Instructions for the task: Copy out each line of the material that includes the word "feedback".

::::::::

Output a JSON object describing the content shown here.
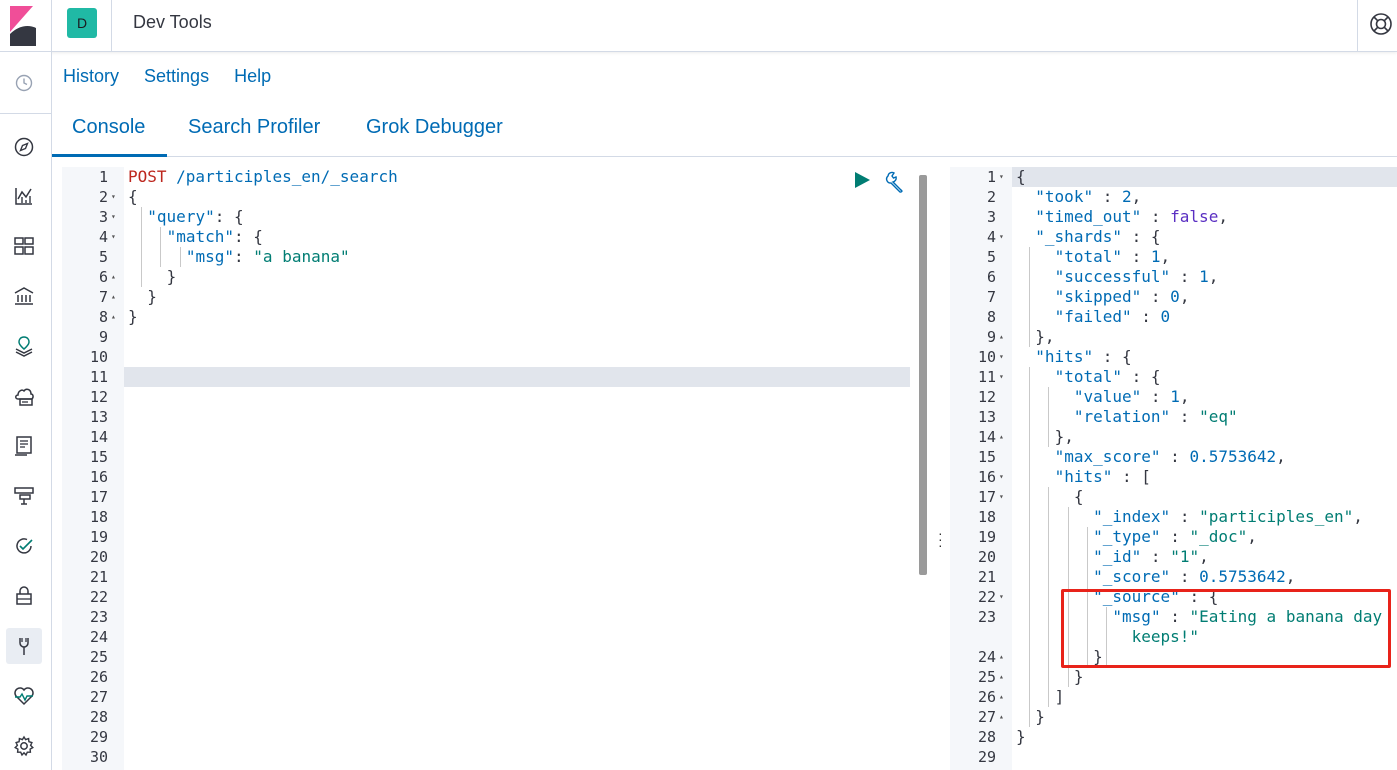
{
  "app": {
    "title": "Dev Tools",
    "avatar_initial": "D"
  },
  "menu": {
    "history": "History",
    "settings": "Settings",
    "help": "Help"
  },
  "tabs": [
    {
      "label": "Console",
      "active": true
    },
    {
      "label": "Search Profiler",
      "active": false
    },
    {
      "label": "Grok Debugger",
      "active": false
    }
  ],
  "nav_icons": [
    "clock-icon",
    "discover-icon",
    "visualize-icon",
    "dashboard-icon",
    "canvas-icon",
    "maps-icon",
    "infrastructure-icon",
    "logs-icon",
    "apm-icon",
    "uptime-icon",
    "security-icon",
    "dev-tools-icon",
    "monitoring-icon",
    "management-icon"
  ],
  "request": {
    "method": "POST",
    "path": " /participles_en/_search",
    "line_count": 30,
    "active_line": 11,
    "fold_lines": {
      "2": "down",
      "3": "down",
      "4": "down",
      "6": "up",
      "7": "up",
      "8": "up"
    },
    "lines": [
      "",
      "{",
      "  \"query\": {",
      "    \"match\": {",
      "      \"msg\": \"a banana\"",
      "    }",
      "  }",
      "}"
    ]
  },
  "response": {
    "line_labels": [
      "1",
      "2",
      "3",
      "4",
      "5",
      "6",
      "7",
      "8",
      "9",
      "10",
      "11",
      "12",
      "13",
      "14",
      "15",
      "16",
      "17",
      "18",
      "19",
      "20",
      "21",
      "22",
      "23",
      "",
      "24",
      "25",
      "26",
      "27",
      "28",
      "29"
    ],
    "fold_lines": {
      "1": "down",
      "4": "down",
      "9": "up",
      "10": "down",
      "11": "down",
      "14": "up",
      "16": "down",
      "17": "down",
      "22": "down",
      "24": "up",
      "25": "up",
      "26": "up",
      "27": "up"
    },
    "lines": [
      "{",
      "  \"took\" : 2,",
      "  \"timed_out\" : false,",
      "  \"_shards\" : {",
      "    \"total\" : 1,",
      "    \"successful\" : 1,",
      "    \"skipped\" : 0,",
      "    \"failed\" : 0",
      "  },",
      "  \"hits\" : {",
      "    \"total\" : {",
      "      \"value\" : 1,",
      "      \"relation\" : \"eq\"",
      "    },",
      "    \"max_score\" : 0.5753642,",
      "    \"hits\" : [",
      "      {",
      "        \"_index\" : \"participles_en\",",
      "        \"_type\" : \"_doc\",",
      "        \"_id\" : \"1\",",
      "        \"_score\" : 0.5753642,",
      "        \"_source\" : {",
      "          \"msg\" : \"Eating a banana day",
      "            keeps!\"",
      "        }",
      "      }",
      "    ]",
      "  }",
      "}",
      ""
    ]
  },
  "colors": {
    "accent": "#006bb4",
    "string": "#017d73",
    "method": "#bd271e",
    "boolean": "#5a2fc2",
    "highlight_box": "#e8231a",
    "run": "#017d73"
  }
}
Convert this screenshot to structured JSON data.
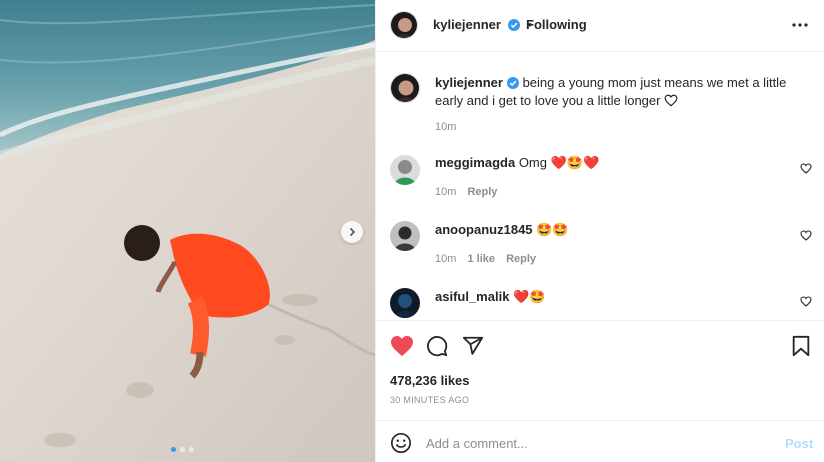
{
  "post": {
    "author": "kyliejenner",
    "following_label": "Following",
    "caption": "being a young mom just means we met a little early and i get to love you a little longer",
    "caption_time": "10m",
    "likes": "478,236 likes",
    "posted_ago": "30 MINUTES AGO",
    "carousel": {
      "count": 3,
      "active": 1
    }
  },
  "comments": [
    {
      "user": "meggimagda",
      "text": "Omg ❤️🤩❤️",
      "time": "10m",
      "likes": "",
      "reply_label": "Reply"
    },
    {
      "user": "anoopanuz1845",
      "text": "🤩🤩",
      "time": "10m",
      "likes": "1 like",
      "reply_label": "Reply"
    },
    {
      "user": "asiful_malik",
      "text": "❤️🤩",
      "time": "",
      "likes": "",
      "reply_label": ""
    }
  ],
  "composer": {
    "placeholder": "Add a comment...",
    "post_label": "Post"
  },
  "icons": {
    "verified": "verified-badge-icon",
    "more": "more-options-icon",
    "like": "heart-filled-icon",
    "comment": "comment-icon",
    "share": "share-icon",
    "save": "bookmark-icon",
    "emoji": "emoji-icon",
    "next": "chevron-right-icon"
  },
  "colors": {
    "like": "#ed4956",
    "link": "#0095f6",
    "post_disabled": "#b2dffc",
    "dress": "#ff4a1f"
  }
}
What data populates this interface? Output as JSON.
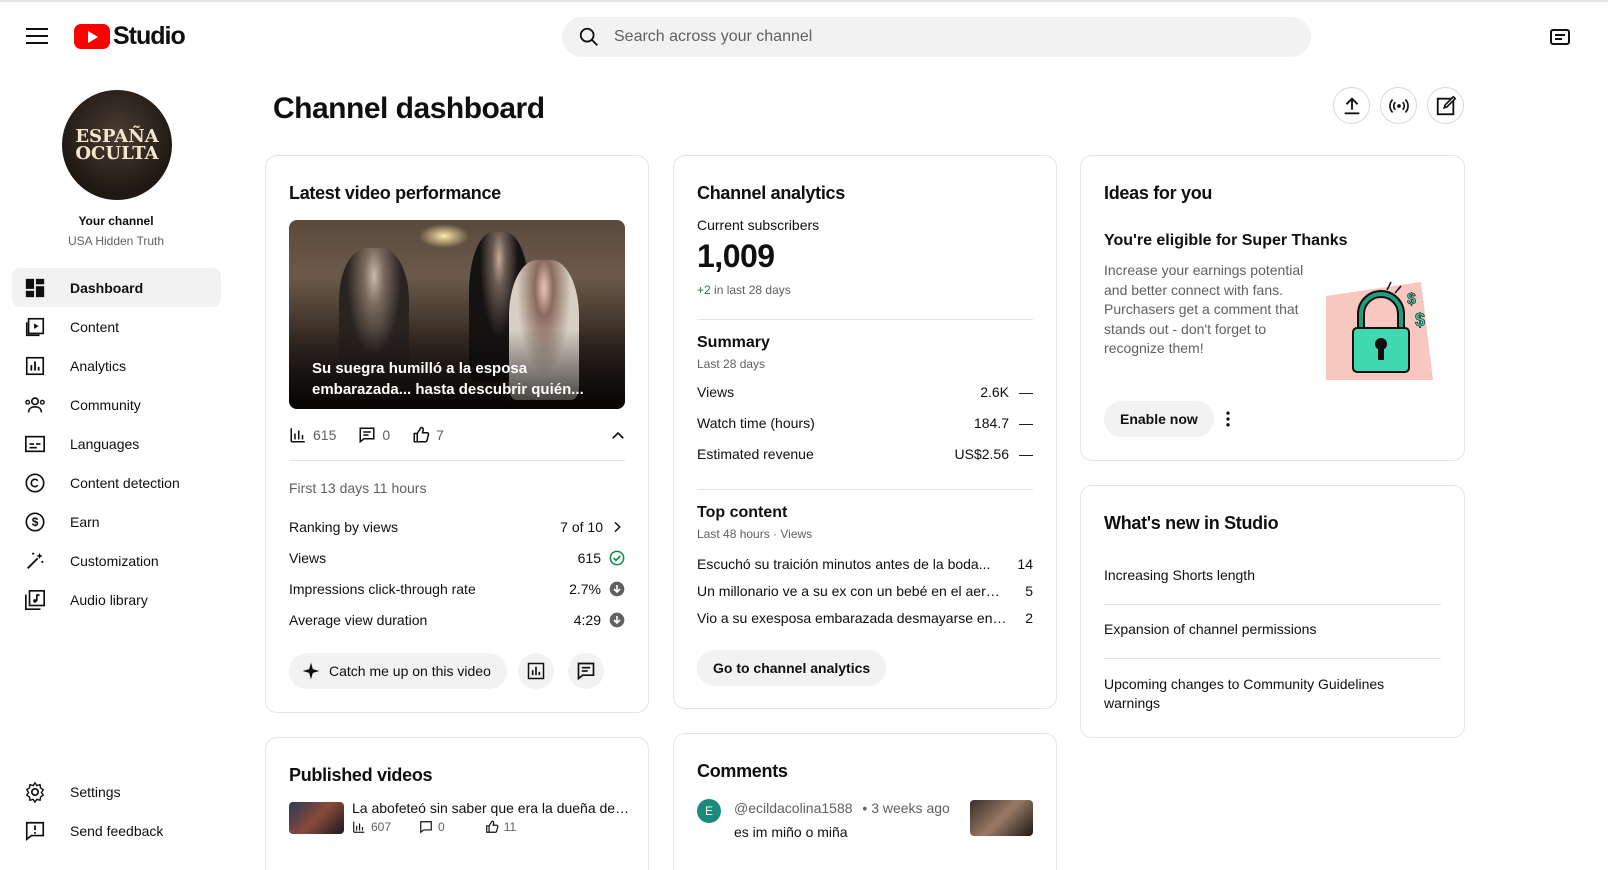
{
  "app": {
    "logo_text": "Studio",
    "search_placeholder": "Search across your channel"
  },
  "sidebar": {
    "avatar_text_line1": "ESPAÑA",
    "avatar_text_line2": "OCULTA",
    "your_channel": "Your channel",
    "channel_name": "USA Hidden Truth",
    "items": [
      {
        "label": "Dashboard",
        "icon": "dashboard-icon",
        "active": true
      },
      {
        "label": "Content",
        "icon": "content-icon"
      },
      {
        "label": "Analytics",
        "icon": "analytics-icon"
      },
      {
        "label": "Community",
        "icon": "community-icon"
      },
      {
        "label": "Languages",
        "icon": "languages-icon"
      },
      {
        "label": "Content detection",
        "icon": "copyright-icon"
      },
      {
        "label": "Earn",
        "icon": "dollar-icon"
      },
      {
        "label": "Customization",
        "icon": "magic-wand-icon"
      },
      {
        "label": "Audio library",
        "icon": "audio-library-icon"
      }
    ],
    "bottom_items": [
      {
        "label": "Settings",
        "icon": "gear-icon"
      },
      {
        "label": "Send feedback",
        "icon": "feedback-icon"
      }
    ]
  },
  "page": {
    "title": "Channel dashboard"
  },
  "latest_video": {
    "title": "Latest video performance",
    "video_title": "Su suegra humilló a la esposa embarazada... hasta descubrir quién...",
    "views": "615",
    "comments": "0",
    "likes": "7",
    "period": "First 13 days 11 hours",
    "metrics": [
      {
        "label": "Ranking by views",
        "value": "7 of 10"
      },
      {
        "label": "Views",
        "value": "615"
      },
      {
        "label": "Impressions click-through rate",
        "value": "2.7%"
      },
      {
        "label": "Average view duration",
        "value": "4:29"
      }
    ],
    "catch_up_label": "Catch me up on this video"
  },
  "analytics": {
    "title": "Channel analytics",
    "subs_label": "Current subscribers",
    "subs_value": "1,009",
    "subs_delta": "+2",
    "subs_delta_suffix": "in last 28 days",
    "summary_title": "Summary",
    "summary_period": "Last 28 days",
    "summary_rows": [
      {
        "label": "Views",
        "value": "2.6K",
        "trend": "—"
      },
      {
        "label": "Watch time (hours)",
        "value": "184.7",
        "trend": "—"
      },
      {
        "label": "Estimated revenue",
        "value": "US$2.56",
        "trend": "—"
      }
    ],
    "top_title": "Top content",
    "top_period": "Last 48 hours · Views",
    "top_rows": [
      {
        "title": "Escuchó su traición minutos antes de la boda...",
        "value": "14"
      },
      {
        "title": "Un millonario ve a su ex con un bebé en el aeropu...",
        "value": "5"
      },
      {
        "title": "Vio a su exesposa embarazada desmayarse en la ...",
        "value": "2"
      }
    ],
    "go_button": "Go to channel analytics"
  },
  "ideas": {
    "title": "Ideas for you",
    "heading": "You're eligible for Super Thanks",
    "body": "Increase your earnings potential and better connect with fans. Purchasers get a comment that stands out - don't forget to recognize them!",
    "button": "Enable now"
  },
  "whats_new": {
    "title": "What's new in Studio",
    "items": [
      "Increasing Shorts length",
      "Expansion of channel permissions",
      "Upcoming changes to Community Guidelines warnings"
    ]
  },
  "published": {
    "title": "Published videos",
    "items": [
      {
        "title": "La abofeteó sin saber que era la dueña de l...",
        "views": "607",
        "comments": "0",
        "likes": "11"
      }
    ]
  },
  "comments": {
    "title": "Comments",
    "items": [
      {
        "avatar_letter": "E",
        "author": "@ecildacolina1588",
        "time": "• 3 weeks ago",
        "text": "es im miño o miña",
        "avatar_color": "#1a8a7a"
      }
    ]
  }
}
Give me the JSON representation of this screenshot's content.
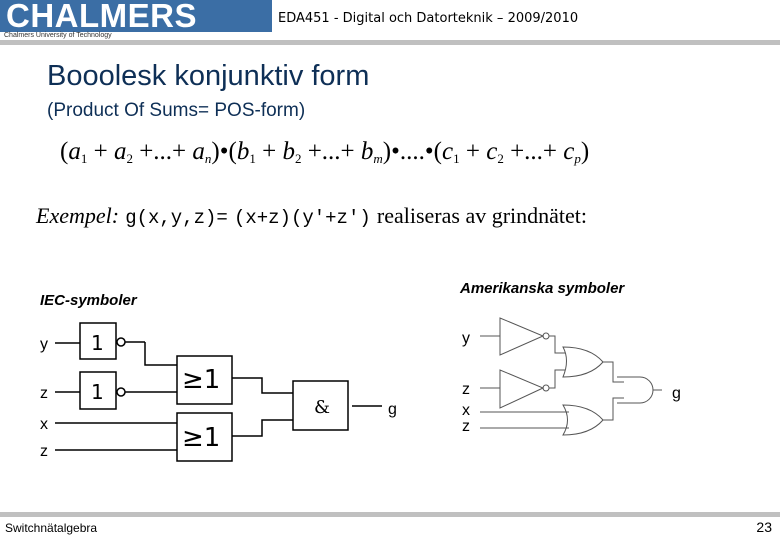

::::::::

The answer:
        "label": "Send feedback",
        "icon": "feedback-icon"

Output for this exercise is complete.